**Exercise:** Scan the listing below for the word "this" and copy every line where it occurs.

**Task input:**
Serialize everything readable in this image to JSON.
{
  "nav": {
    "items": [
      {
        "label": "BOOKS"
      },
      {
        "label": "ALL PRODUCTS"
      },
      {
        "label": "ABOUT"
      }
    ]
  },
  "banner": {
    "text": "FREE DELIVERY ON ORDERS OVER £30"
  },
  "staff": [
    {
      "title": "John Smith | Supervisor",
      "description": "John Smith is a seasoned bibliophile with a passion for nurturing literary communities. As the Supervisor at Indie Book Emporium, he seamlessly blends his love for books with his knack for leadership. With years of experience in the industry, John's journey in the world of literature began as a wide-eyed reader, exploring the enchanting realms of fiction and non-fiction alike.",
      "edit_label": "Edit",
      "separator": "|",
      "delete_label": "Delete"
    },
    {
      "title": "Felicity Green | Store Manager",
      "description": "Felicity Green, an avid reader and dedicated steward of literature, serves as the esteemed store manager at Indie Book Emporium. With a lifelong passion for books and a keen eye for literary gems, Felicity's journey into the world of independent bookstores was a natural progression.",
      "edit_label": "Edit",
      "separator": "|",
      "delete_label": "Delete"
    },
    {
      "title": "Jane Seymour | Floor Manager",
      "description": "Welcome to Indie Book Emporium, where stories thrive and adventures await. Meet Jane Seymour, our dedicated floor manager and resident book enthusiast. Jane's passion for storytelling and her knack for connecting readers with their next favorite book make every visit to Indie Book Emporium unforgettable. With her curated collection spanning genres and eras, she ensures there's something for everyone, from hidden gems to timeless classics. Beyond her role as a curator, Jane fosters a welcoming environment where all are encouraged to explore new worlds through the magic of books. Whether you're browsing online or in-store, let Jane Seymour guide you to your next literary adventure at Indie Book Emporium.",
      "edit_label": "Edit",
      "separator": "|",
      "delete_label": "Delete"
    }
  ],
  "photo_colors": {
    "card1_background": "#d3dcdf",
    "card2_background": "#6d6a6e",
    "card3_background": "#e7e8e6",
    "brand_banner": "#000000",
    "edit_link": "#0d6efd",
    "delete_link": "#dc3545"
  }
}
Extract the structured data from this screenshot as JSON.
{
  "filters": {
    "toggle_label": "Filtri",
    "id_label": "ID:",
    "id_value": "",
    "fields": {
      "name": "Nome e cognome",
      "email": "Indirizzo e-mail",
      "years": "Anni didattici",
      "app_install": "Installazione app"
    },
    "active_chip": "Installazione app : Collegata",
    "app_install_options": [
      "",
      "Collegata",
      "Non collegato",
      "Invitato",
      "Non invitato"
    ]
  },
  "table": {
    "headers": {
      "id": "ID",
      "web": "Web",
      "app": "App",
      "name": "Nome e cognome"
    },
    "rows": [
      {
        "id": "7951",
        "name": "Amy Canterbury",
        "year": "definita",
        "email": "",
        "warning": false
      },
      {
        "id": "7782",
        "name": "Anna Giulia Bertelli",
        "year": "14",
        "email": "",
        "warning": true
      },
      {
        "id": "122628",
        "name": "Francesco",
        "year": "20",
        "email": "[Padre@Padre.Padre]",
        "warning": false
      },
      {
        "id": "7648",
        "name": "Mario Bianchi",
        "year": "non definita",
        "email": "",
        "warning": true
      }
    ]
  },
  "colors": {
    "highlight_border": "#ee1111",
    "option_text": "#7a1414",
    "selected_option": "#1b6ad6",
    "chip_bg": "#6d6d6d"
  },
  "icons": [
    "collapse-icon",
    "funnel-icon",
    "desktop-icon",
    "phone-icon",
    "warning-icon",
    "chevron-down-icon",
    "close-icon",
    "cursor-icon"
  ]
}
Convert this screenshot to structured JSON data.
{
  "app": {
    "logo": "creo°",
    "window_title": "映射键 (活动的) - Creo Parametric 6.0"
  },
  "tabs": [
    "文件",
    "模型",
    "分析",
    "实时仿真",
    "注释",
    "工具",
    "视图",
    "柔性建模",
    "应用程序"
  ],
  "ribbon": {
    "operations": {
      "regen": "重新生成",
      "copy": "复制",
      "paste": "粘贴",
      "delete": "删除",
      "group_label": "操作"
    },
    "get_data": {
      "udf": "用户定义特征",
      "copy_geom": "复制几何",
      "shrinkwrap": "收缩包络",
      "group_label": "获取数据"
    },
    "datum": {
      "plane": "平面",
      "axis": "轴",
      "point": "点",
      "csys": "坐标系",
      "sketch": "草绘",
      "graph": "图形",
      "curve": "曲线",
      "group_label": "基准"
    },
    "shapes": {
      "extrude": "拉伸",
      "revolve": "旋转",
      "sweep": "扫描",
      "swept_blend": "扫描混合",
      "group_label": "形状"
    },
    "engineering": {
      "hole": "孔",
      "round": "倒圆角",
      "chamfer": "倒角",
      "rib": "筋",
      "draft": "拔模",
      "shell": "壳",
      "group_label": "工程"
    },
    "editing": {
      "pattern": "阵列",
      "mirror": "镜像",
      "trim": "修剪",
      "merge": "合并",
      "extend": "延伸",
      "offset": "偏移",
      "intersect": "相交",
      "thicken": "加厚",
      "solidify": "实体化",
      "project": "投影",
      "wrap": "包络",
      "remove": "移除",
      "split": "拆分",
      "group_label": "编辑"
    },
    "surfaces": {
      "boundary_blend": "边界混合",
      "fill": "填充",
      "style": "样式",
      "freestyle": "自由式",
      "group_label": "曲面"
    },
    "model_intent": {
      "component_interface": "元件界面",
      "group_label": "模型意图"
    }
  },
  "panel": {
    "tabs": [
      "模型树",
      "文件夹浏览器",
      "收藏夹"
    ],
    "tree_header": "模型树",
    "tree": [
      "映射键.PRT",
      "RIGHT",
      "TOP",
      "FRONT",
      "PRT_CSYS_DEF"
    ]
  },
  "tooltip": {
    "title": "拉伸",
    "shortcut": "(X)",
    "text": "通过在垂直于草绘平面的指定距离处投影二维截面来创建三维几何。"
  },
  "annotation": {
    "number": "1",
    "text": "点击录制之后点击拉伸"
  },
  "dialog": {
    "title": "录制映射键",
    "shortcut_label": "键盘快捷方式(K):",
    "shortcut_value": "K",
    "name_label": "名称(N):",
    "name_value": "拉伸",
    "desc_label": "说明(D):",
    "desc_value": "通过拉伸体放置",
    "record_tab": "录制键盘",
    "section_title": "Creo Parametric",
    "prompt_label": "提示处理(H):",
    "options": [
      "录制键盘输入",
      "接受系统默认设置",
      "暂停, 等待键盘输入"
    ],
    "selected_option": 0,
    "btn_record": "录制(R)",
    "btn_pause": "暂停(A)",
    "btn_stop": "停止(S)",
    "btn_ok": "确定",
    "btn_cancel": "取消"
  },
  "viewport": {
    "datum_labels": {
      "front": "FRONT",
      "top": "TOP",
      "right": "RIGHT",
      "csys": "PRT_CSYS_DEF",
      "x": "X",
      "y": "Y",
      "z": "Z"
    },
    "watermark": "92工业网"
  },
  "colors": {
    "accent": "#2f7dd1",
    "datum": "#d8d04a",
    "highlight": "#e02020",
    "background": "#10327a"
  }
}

**Answer area:**
Serialize everything readable in this image to JSON.
Extract the structured data from this screenshot as JSON.
Convert this screenshot to structured JSON data.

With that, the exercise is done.